Or Gwen Stefani. Would she still look so stylish if she wasn’t a carbon copy of Jean Harlow? Would the mid-nineties bindi-and-braces look, paired with pink and blue hair, really have become such a style statement?
We are led not just by style, but how a person looks. The true style maverick, the person who cares so much about aesthetics that she ironically doesn’t care about trends, considers beauty a bit of a crutch, a smokescreen to the true look a person is trying to convey. How are we supposed to appreciate who a person really is when her looks are getting in the way?
More useful to her is being jolie laide – the beautiful ugly. A large Roman nose, protruding eyes, even a unibrow, becomes your unique selling point. Anyone can be pretty. It’s better to be striking. You look like a frog? You’re a lucky, lucky woman.
As for clothing, the style maverick lives in her own bubble, Her choices are a reflection of the little world that she has built for herself. They are a reflection of her tastes and interests, and if her tastes and interests include bowling, Japanese art and WWE Wrestling, then her outfits will reflect that and damn the consequences.

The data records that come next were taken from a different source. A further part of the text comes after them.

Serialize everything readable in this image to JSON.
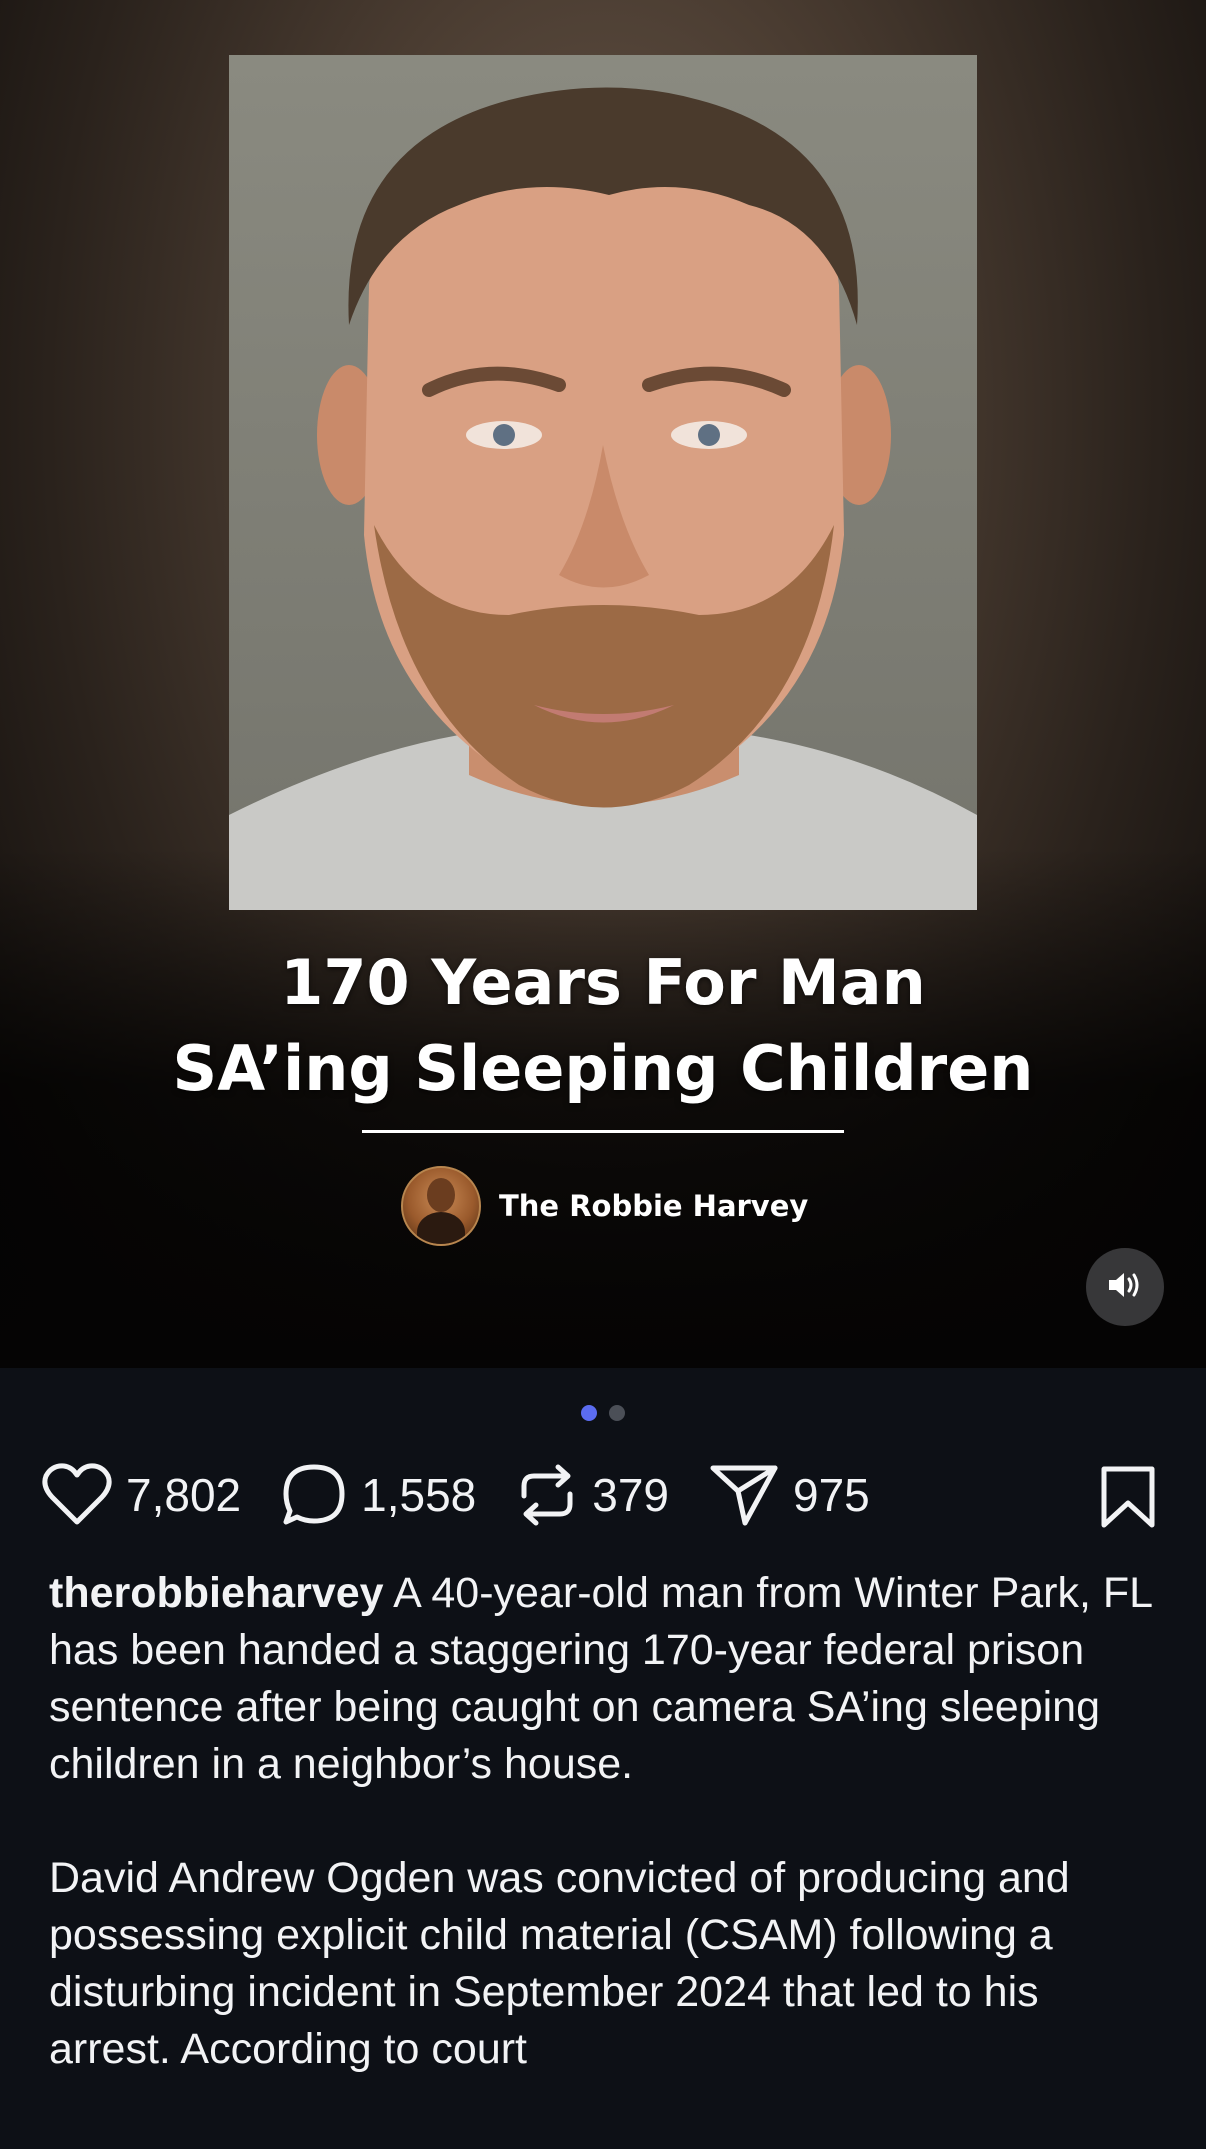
{
  "post": {
    "headline_line1": "170 Years For Man",
    "headline_line2": "SA’ing Sleeping Children",
    "byline": "The Robbie Harvey",
    "carousel": {
      "total": 2,
      "current": 1
    }
  },
  "actions": {
    "likes": "7,802",
    "comments": "1,558",
    "reposts": "379",
    "shares": "975"
  },
  "caption": {
    "username": "therobbieharvey",
    "paragraph1": "A 40-year-old man from Winter Park, FL has been handed a staggering 170-year federal prison sentence after being caught on camera SA’ing sleeping children in a neighbor’s house.",
    "paragraph2": "David Andrew Ogden was convicted of producing and possessing explicit child material (CSAM) following a disturbing incident in September 2024 that led to his arrest. According to court"
  },
  "icons": {
    "like": "heart-icon",
    "comment": "comment-bubble-icon",
    "repost": "repost-arrows-icon",
    "share": "send-paper-plane-icon",
    "save": "bookmark-icon",
    "sound": "speaker-volume-icon"
  },
  "colors": {
    "background": "#0d1016",
    "text": "#f2f3f5",
    "active_dot": "#5b6cf0",
    "inactive_dot": "#4b4f57"
  }
}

Along with ‘panties’, no other word will set my teeth on edge and make me shudder with primal disgust than ‘fashionista’.. It’s a stupid word that doesn’t really mean anything – the tagging on of ‘ista’ at the end of fashion makes me want to hop back in time to early ‘00s New York and slap the wag who invented the world with a nice, slimy, cold mackerel.
However, I found myself reading a book called ‘Fashionista’ today. It refined stylish women by their sartorial tendencies; the rebels, the artists, the modernists and so on. There was no space for the maverick. The closest type was the eccentric group, who included Bjork, Anna Piaggi, Grace Jones, Isabella Blow and Diana Vreeland, all of whom I admire but are style anathema to many others.
Not everyone is going to love Bjork’s infamous Swan dress or the fact the she routinely performs with hundreds of crystals glued to her face. Isabella Blow deliberately wore so much lipstick that it would smear on her teeth and Grace Jones transformed herself into an intimidatingly sexual, bald Disco Amazonian with the help of her unique wardrobe.
Not everyone will like the maverick’s style. She’s no Grace Kelly or Audrey Hepburn. She doesn’t fit conveniently into the categories that we manufacture to define women; tomboy, classic, trendy, bohemian. She could be all and none of the above. The only thing that mavericks have in common with each other is that they are different. In a world that grows increasingly smaller and more homogenous – how great is that?